The fourth step is remembering the people you meet and connect with, before the next conference and contact them--set up a time to chat or talk about specific parts of their research during the coming conference.

Finally, always say thank you! Drop the people you feel you really connected with an email thanking them for their time, insight, and/or interest.

As well as there being things to do at a conference--there are also things NOT to do:


  • Gossip about your adviser, department, or graduate student colleagues
  • Talk negatively about someone else's presentation or panel
  • Stalk people
  • Wear clothes that are inappropriate
  • "hook-up" with someone also at the conference

Comments

As usual, Erin has hit all the nails on the head in terms of conference participation.

I'd add three bits.

1. Join MLA early if you think you'd like to interview at MLA. Students who join MLA in 2008 will be eligible for a subsidy or cheaper rate to register for 2009 -- but students who join in 2009 can't apply for such benefits in 2009. It's their way to encourage you to think of MLA as a part of who you are, not just a site for interviews.

2. Investigate smaller conferences and
3. Investigate whether a publication might come of participation in a conference.

I yoke these together because smaller conferences or sub-conferences are more likely to yield meaningful publication opportunities -- both because the focus is tighter, and because networking is more meaningful.

There are four ways that participation in a conference can turn into a publication:

1. Someone gets some energy together and starts the ball rolling. That's how Art Walzer's ASHR preconference at NCA turned into the book he co-edited with Richard Graff, "Viability of the Rhetorical Tradition." Look for those go-getters. Sometimes, you can see them coming. Marguerite Helmers has turned several conference panels into books or special issues of journals (see her website at UW-Oshkosh) -- if I saw her on a panel I was on, I'd introduce myself doubly.

2. The conference has a Proceedings volume. This is true of the Alta conference on argumentation and RSA, for example -- though RSA is careful not to call it a Proceedings because those "count" less in tenure cases. A few conferences I have seen but not attended have tried "Preceedings," in which papers are submitted early and printed before people get there.

3. Papers are submitted to a journal. In a month, I will be talking about "From Work to Text to Document in the History of Rhetoric" at the Document Academy conference in Madison. The editors of _Archival Sciences_ will review the papers for possible revision for publication in their journal.

4. Of course, there is the old fashioned way: turn the paper into a submission on your own. That's the traditional model, and it still works, but these new models are growing more widespread.

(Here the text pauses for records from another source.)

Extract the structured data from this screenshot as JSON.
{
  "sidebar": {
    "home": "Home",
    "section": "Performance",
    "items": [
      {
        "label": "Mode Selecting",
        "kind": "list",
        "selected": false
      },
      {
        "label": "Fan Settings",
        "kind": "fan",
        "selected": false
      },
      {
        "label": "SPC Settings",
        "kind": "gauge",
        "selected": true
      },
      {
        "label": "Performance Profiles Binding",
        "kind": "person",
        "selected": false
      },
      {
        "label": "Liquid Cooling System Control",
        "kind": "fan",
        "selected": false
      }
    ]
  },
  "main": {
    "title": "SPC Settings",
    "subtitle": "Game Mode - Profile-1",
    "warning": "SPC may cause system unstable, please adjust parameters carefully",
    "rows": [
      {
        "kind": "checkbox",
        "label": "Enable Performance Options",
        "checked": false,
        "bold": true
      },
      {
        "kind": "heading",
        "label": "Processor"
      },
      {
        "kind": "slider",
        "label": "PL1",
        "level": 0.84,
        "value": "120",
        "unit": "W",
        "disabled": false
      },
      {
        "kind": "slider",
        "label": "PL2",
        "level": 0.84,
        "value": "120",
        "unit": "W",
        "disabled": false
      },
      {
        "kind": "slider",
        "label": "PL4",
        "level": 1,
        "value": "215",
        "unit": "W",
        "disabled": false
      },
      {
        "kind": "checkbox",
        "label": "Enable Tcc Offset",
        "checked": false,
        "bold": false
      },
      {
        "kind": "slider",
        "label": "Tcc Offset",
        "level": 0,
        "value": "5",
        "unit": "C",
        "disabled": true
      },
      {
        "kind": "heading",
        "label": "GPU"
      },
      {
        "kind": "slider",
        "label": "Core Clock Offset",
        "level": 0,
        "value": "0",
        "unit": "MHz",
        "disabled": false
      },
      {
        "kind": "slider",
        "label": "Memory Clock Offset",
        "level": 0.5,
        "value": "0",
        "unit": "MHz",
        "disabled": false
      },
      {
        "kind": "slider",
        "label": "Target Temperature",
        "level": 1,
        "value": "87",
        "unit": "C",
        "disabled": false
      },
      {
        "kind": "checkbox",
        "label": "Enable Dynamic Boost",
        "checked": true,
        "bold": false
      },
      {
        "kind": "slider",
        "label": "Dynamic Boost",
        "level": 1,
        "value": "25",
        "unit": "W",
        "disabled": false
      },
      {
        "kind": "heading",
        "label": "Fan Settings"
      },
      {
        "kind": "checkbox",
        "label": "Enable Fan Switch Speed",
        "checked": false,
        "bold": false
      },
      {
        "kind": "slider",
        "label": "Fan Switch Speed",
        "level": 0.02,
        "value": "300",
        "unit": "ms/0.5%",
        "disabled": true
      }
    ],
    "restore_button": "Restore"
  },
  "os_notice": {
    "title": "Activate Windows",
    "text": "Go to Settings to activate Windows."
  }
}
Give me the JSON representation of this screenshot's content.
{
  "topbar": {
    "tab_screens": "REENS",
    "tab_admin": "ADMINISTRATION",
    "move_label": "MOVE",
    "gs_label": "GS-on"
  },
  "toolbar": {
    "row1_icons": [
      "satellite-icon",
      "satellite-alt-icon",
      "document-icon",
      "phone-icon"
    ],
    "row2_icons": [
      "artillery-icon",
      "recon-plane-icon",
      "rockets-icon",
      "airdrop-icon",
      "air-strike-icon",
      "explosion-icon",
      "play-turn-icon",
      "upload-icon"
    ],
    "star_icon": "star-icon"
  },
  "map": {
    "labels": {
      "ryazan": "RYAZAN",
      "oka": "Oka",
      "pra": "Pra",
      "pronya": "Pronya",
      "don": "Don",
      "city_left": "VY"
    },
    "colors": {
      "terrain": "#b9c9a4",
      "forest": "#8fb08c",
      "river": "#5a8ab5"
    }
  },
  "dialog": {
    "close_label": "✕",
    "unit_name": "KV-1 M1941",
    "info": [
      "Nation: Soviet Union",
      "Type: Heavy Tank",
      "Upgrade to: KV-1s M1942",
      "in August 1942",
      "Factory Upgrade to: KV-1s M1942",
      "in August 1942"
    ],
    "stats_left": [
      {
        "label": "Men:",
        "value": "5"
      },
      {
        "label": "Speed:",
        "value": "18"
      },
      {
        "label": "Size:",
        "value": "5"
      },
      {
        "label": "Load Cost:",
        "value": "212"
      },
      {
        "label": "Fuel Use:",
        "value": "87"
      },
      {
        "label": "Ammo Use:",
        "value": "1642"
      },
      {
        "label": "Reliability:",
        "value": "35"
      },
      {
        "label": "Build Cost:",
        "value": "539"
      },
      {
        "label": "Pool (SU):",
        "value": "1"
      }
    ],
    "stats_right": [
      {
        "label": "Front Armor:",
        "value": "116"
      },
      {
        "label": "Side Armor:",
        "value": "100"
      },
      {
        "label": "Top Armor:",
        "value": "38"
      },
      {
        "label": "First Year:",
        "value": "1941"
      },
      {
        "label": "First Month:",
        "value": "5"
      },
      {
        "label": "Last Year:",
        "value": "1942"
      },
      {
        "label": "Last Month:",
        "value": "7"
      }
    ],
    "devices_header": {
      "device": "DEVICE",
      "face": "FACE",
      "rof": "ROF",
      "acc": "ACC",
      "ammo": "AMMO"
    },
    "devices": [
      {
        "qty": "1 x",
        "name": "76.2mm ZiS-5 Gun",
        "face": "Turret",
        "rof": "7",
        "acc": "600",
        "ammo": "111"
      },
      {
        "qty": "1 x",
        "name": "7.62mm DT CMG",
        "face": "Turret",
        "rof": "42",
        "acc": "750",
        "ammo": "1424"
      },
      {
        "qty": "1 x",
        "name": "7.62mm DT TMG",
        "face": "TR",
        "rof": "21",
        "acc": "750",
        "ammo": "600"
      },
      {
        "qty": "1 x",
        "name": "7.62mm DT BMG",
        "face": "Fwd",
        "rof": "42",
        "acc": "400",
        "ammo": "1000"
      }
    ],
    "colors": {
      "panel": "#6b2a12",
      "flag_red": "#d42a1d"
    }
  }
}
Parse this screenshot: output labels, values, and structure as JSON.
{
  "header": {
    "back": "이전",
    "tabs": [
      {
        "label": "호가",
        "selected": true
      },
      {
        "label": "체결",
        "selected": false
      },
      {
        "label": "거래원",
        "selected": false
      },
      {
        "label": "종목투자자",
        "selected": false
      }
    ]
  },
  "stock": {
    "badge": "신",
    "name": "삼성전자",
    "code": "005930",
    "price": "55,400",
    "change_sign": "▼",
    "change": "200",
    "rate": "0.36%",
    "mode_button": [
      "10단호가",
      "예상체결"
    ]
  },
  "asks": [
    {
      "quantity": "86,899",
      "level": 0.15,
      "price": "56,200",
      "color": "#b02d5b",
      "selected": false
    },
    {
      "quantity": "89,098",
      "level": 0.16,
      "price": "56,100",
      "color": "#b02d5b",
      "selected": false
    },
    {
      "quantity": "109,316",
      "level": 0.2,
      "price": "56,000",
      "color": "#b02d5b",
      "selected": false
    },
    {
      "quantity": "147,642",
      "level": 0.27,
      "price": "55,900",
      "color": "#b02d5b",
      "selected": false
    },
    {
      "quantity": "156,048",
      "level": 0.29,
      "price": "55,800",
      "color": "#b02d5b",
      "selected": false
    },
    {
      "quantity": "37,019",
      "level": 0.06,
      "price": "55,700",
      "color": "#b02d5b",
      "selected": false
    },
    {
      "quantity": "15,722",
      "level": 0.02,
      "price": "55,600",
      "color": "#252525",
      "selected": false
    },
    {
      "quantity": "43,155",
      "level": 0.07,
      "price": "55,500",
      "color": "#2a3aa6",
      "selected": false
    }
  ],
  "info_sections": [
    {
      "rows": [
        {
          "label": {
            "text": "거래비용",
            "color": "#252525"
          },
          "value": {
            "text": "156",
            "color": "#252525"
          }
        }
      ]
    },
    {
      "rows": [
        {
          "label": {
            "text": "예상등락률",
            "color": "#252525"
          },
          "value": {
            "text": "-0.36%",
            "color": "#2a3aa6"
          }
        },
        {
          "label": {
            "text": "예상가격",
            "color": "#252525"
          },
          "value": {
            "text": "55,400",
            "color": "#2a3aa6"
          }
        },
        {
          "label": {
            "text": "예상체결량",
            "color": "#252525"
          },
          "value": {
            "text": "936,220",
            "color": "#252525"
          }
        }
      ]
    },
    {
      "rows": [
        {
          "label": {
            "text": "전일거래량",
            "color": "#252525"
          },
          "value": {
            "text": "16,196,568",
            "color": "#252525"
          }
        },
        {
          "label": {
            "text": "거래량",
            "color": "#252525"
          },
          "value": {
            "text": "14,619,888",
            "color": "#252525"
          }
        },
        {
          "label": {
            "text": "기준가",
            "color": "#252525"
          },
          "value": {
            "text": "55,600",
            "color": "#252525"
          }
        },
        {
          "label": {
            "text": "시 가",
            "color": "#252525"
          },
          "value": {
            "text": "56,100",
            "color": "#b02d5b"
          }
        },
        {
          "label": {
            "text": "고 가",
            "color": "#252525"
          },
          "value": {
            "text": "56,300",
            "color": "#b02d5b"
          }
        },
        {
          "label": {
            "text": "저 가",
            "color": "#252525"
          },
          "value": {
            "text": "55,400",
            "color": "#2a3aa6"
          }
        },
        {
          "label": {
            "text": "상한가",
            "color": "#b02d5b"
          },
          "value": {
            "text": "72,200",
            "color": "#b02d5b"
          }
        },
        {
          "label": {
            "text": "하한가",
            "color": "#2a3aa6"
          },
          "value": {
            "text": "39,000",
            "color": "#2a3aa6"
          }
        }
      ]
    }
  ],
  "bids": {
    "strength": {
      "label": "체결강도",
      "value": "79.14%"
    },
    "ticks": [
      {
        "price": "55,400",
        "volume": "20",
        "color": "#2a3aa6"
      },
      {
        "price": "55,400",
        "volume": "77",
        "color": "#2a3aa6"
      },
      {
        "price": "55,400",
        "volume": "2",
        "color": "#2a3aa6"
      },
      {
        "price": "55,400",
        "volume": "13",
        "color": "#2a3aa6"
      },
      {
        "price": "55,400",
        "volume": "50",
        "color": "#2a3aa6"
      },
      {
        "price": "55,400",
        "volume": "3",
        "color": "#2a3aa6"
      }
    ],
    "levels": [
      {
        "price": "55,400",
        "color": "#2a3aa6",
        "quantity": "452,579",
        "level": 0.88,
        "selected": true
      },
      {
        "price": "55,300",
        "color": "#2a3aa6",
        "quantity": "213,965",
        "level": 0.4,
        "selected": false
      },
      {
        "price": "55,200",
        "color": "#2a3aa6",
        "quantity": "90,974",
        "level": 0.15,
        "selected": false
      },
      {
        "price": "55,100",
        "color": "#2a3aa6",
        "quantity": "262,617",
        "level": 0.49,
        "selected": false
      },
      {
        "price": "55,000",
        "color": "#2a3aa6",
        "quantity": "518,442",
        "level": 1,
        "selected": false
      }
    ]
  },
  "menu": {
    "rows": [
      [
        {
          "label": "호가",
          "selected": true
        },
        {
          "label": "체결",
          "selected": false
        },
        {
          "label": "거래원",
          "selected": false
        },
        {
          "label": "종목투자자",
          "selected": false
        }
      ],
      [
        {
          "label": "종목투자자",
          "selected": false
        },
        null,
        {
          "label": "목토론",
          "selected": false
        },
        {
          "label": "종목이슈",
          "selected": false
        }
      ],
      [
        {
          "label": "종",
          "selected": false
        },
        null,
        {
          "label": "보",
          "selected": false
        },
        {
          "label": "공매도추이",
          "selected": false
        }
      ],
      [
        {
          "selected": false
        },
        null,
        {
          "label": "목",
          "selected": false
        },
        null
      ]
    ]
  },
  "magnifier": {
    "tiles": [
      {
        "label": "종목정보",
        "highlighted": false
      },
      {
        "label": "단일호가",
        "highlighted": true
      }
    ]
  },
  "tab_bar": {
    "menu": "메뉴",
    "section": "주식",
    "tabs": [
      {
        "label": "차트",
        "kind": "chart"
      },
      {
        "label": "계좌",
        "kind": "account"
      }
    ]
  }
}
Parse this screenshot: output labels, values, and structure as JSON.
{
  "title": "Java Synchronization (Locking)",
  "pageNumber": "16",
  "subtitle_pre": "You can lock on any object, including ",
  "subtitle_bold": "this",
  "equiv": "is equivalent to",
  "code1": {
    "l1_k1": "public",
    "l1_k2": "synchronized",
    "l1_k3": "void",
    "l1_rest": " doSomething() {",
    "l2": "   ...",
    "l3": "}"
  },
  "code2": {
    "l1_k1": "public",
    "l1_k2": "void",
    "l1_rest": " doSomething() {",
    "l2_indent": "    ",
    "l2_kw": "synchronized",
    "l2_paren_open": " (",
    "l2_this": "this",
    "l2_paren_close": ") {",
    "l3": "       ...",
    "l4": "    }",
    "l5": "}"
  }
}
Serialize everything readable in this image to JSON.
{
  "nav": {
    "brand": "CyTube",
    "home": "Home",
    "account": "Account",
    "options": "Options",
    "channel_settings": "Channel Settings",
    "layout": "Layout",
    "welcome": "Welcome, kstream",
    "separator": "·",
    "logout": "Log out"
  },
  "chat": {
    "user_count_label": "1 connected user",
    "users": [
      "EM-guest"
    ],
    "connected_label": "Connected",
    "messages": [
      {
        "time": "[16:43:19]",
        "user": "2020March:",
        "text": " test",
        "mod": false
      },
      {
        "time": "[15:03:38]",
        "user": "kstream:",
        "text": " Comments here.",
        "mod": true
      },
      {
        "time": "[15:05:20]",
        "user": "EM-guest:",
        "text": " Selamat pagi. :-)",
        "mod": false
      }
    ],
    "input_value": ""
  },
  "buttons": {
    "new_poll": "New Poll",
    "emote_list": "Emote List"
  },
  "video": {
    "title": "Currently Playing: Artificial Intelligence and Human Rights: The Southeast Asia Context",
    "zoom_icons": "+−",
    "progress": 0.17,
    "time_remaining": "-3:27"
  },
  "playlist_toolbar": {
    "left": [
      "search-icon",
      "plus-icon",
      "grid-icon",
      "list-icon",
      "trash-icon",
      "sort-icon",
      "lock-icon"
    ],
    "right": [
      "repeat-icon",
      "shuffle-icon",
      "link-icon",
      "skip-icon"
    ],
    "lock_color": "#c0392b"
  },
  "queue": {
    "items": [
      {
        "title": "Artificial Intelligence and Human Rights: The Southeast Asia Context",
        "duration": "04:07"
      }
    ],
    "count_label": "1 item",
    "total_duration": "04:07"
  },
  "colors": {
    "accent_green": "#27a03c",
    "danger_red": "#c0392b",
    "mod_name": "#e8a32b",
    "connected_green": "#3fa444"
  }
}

This rarely happens at the big conventions (NCA, MLA, CCCC), so keep your eyes out for the smaller ones or the preconferences at the larger ones.

Good luck!